properly prepared—that is, know everything this witness has said
regarding the incident about which they will testify; (2) have a specific
objective to achieve with the cross-examination of the witness; and
(3) have a strategy as to how they will deal with the particular witness.
Having a strategy is critical, for being an effective cross-examiner is
not always achieved by taking a witness head on or just labeling them
an absolute liar.
Some witnesses are more sympathetic then others, and if you
attack a sympathetic witness, the jury may turn against you, viewing
you as the “meanie” defense lawyer. Indeed, the cross-examination of
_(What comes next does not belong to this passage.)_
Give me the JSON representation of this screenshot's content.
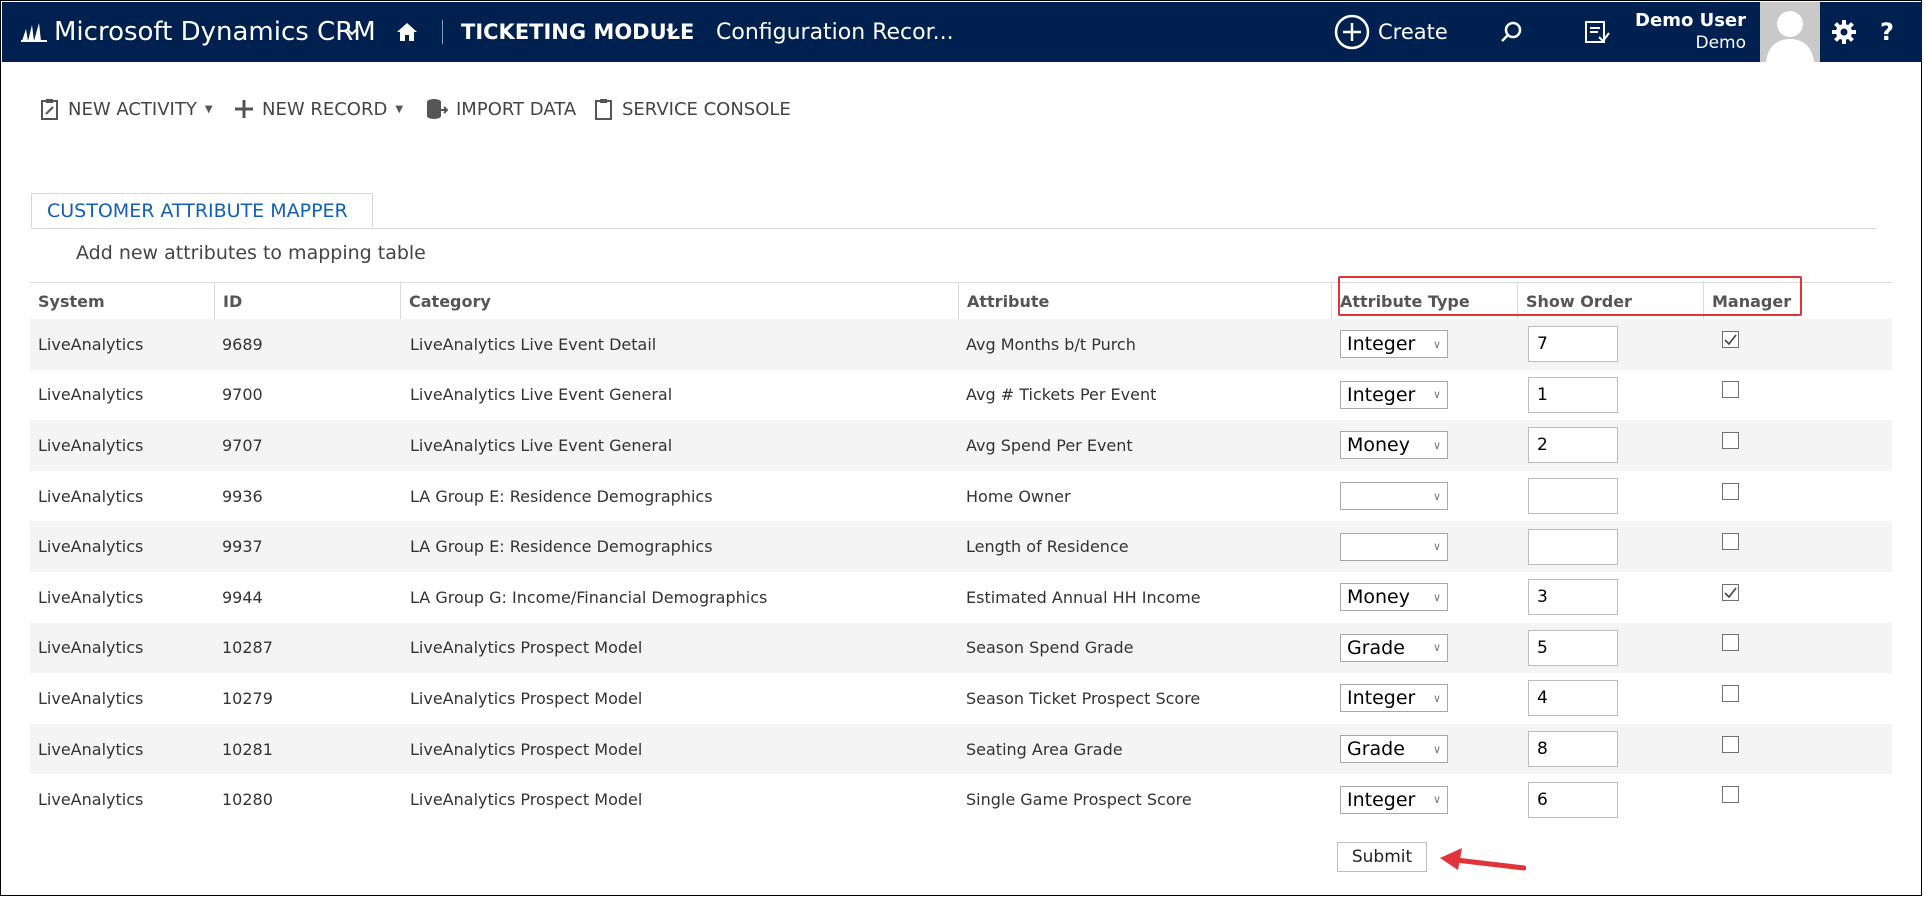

the sympathetic victim witness, the alleged rape victim, the poor old
lady who was mugged, or the investor who was defrauded of his life
savings and children’s college education money, is always a crossexamination
analogous to farming a minefield. One wrong maneuver
and the game is over.
However, while it is incumbent on the cross-examiner to fashion a
strategy for cross-examining a witness who has the “advantage” of
being a victim, all is certainly not lost, and a proper crossexamination
of the sympathetic victim can prove the decisive
ingredient in your recipe for acquittal.